In regard to this post a few days back, in which I perhaps overthrew my totally unconfirmed beliefs that not only was Abe Lincoln l'homosexual, and the thought that Tony Kushner might include these suspicions in my screenplay. Comparing the potential omission of such to what happened when A Beautiful Mind totally ignored John Nash's bisexuality is a bit unfair. No one knows for sure whether Lincoln was gay. And if they don't include it, well, I get that.
But at least we know Kushner's thinking about it:
In an interview with the Boston Phoenix, though noted to "have nothing to do with the movie," Kushner says he thinks there's a possibility Lincoln was bi.
So I think we can expect at least a bit of homoeroticism Neeson's Abe and however ends up playing Joshua Speed.
More important though, is not speculating about the movie, but understanding what these dates really mean. Take into consideration this piece that ran on Queerty today, which hammers home the three most important things to consider if this story keeps getting brought up: 1. We'll never know if Lincoln was gay; 2. Overexcited gays (guilty) and ultraconservative bigots are going to jump on extremes of either side of the fence; 3. The imperative thing to all of this is that if Lincoln was gay, it exemplified how LGBT people have always been here, and that the reason we dont know for sure is that they were never, ever allowed to be open:
So, is Lincoln gay? I'm no historian (though a definite history buff), but it seems to me, the real question is, "Can we know if Lincoln was gay?" The answer to that question has to be a definite "No." There are simply too many problems for us to ever hope to get a definitive answer. Joshua Wolf Shenk, author of Lincoln's Melancholy, argues that Lincoln wasn't gay by pointing to the nature of both frontier life, where sharing beds was common, and Victorian masculinity, which valued intimacy and florid language, especially in letter writing. The only scholarly work that seriously argues that Lincoln was gay is The Intimate World of Abraham Lincoln by C. A. Tripp,and even that features a dissenting forward.

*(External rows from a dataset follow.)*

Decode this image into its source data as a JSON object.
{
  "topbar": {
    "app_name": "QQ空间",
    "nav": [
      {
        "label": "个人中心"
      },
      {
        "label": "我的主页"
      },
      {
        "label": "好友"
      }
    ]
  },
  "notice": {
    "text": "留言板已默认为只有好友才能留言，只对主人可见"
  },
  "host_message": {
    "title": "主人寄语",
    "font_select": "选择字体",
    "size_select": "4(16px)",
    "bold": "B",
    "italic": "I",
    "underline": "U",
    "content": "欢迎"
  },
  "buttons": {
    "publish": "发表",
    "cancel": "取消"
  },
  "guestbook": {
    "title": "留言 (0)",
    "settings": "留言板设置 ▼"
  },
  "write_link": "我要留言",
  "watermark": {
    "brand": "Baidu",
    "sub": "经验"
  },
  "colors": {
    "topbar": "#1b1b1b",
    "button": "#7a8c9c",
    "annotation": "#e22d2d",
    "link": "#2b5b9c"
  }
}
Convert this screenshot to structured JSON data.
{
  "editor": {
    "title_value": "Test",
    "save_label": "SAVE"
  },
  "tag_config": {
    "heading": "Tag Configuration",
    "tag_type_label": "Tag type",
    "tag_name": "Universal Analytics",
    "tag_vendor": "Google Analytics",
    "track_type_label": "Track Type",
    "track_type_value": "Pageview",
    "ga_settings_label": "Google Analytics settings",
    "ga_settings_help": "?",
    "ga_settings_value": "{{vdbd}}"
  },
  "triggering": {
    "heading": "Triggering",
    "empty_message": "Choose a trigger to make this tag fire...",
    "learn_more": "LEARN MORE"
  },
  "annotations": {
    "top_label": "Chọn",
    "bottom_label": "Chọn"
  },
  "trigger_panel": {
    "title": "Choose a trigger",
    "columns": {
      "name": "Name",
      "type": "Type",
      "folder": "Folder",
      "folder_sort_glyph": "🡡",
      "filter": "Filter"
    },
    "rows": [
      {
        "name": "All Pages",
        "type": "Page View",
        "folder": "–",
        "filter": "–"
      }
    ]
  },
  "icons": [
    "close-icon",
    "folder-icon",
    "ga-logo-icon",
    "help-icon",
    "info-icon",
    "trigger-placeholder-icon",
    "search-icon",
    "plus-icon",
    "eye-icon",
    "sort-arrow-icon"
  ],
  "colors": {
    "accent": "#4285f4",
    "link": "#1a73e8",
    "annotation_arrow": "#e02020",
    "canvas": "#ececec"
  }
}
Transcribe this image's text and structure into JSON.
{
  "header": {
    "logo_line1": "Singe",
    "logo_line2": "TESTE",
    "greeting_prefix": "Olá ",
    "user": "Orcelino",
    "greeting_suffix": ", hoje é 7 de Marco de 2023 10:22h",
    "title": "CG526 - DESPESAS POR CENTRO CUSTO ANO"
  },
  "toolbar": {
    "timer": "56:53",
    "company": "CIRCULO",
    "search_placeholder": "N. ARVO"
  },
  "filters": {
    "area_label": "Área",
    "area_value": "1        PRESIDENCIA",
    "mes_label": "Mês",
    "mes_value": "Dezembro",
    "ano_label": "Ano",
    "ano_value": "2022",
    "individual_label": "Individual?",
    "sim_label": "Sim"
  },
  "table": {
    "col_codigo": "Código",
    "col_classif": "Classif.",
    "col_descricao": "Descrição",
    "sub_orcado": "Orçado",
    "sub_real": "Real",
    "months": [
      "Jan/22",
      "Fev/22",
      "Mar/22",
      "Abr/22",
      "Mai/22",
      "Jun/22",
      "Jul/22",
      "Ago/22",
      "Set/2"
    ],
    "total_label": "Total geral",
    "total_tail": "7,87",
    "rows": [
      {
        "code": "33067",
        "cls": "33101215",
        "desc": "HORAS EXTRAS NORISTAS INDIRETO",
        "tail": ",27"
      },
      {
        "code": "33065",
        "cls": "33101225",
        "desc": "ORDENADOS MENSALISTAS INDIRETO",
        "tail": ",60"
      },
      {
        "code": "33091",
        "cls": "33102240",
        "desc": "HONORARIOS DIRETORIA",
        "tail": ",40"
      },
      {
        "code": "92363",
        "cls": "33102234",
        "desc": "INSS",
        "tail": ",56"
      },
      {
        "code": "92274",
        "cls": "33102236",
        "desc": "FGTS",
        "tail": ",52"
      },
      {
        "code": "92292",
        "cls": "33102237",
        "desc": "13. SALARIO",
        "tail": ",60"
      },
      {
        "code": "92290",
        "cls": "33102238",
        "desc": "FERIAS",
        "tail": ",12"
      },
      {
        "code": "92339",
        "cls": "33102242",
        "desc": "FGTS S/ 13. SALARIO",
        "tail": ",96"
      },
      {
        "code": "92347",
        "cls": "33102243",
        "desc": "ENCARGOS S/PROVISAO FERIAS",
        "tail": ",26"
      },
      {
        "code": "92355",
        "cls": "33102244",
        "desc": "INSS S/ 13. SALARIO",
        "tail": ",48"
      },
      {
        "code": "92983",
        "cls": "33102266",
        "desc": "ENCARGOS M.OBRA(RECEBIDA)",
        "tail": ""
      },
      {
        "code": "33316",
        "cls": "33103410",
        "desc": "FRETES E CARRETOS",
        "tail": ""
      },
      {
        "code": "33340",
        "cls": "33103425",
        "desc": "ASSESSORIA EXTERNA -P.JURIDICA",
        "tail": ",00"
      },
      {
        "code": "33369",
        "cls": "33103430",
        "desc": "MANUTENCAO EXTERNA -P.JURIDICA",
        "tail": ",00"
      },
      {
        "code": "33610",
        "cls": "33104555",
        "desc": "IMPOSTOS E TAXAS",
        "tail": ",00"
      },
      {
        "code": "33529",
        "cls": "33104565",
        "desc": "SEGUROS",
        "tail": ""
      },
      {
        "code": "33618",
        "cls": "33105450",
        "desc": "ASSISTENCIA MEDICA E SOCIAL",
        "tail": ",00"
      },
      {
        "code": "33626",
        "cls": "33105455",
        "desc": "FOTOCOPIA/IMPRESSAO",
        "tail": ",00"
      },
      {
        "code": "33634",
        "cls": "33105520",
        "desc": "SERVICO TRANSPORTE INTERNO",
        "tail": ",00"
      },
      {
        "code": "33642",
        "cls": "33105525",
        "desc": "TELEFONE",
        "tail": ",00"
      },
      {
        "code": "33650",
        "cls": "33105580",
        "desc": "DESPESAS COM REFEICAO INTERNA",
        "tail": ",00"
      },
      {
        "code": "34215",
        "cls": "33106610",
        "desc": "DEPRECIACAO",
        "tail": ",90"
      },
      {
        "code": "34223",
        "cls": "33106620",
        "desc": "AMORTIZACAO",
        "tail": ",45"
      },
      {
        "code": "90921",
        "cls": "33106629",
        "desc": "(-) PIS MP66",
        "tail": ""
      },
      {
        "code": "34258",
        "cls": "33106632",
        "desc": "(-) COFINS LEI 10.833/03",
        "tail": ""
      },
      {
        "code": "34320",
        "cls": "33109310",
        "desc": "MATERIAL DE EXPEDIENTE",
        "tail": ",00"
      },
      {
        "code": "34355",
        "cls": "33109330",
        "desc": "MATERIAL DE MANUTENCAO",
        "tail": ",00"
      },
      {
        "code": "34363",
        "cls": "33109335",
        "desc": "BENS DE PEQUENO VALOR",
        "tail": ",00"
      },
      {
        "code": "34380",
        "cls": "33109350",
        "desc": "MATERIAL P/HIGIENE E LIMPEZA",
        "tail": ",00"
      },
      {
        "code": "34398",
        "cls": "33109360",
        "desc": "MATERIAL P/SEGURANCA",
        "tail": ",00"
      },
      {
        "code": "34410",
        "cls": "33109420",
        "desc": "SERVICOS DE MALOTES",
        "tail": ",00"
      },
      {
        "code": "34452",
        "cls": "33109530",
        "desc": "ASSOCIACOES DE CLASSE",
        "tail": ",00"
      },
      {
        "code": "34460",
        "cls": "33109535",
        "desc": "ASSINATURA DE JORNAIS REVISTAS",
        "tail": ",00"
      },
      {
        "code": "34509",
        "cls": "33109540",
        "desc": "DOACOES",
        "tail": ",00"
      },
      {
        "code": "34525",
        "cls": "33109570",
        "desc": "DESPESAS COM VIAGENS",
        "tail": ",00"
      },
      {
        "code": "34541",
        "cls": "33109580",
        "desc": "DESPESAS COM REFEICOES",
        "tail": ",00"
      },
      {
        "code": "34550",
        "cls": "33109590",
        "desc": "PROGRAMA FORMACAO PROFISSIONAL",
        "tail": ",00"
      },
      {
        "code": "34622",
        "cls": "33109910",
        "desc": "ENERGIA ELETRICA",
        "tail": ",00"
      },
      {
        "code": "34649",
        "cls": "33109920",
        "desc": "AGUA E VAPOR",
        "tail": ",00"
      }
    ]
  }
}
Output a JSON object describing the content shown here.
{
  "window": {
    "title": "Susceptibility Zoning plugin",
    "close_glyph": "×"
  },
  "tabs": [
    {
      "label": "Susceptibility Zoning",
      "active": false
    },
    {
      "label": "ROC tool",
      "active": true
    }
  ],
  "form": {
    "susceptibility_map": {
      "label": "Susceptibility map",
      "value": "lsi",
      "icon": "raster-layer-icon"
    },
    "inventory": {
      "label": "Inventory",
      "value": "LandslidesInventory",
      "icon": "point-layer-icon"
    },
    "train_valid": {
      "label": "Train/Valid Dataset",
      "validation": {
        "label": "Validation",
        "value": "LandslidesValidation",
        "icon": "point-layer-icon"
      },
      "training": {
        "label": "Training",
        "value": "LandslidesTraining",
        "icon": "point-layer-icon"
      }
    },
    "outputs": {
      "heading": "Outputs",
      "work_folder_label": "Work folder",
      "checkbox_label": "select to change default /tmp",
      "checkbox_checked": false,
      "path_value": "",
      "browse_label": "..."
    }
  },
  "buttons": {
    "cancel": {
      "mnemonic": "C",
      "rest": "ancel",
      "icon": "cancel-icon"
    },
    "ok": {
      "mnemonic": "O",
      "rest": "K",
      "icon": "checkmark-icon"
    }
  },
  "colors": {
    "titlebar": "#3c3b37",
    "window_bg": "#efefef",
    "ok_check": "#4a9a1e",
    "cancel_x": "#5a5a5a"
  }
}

And yet, the "controversy" continues. Last week, playwright Tony Kushner, who's written the screenplay for Steven Spielberg's upcoming Lincoln, told The Boston Phoenix, "I think that there's the possibility that Lincoln was bisexual. Shakespeare was. Why not Lincoln? All the best people are!" On CBS' Early Show, New York University history professor Jeffrey Sammons said, "One of the very interesting stories about Abraham Lincoln is that he might have been gay. Lincoln actually did sleep in the same bed with a gentleman for a four-year period," leading host Maggie Rodriguez to conclude, "So the question of Abraham Lincoln's sexuality still remains a mystery." And of course, the gay blogs jumped on the 200th anniversary of his birth as on opportunity to bring up the "Lincoln is gay" meme, much to the chagrin of conservative wingnuts.
With there never being a definitive answer to Lincoln's sexuality and most of the evidence pointing to him being "gay" specious at best, why do we still look for it? The obvious answer is that we want to prove that gays and lesbians have always been there, to weave the history of gays and lesbians into the history of America and if the evidence is weak, that's only because we were never allowed to be open.
I just thought I'd post this as an afterthought to the previous entry, because Queerty's piece brings together the truly thoughtful ideas that I wish I had been capable of last week. If this controversy does continue with regard to the film "Lincoln," I think its important for anyone interested to understand some truths before jumping on either bandwagon, myself included.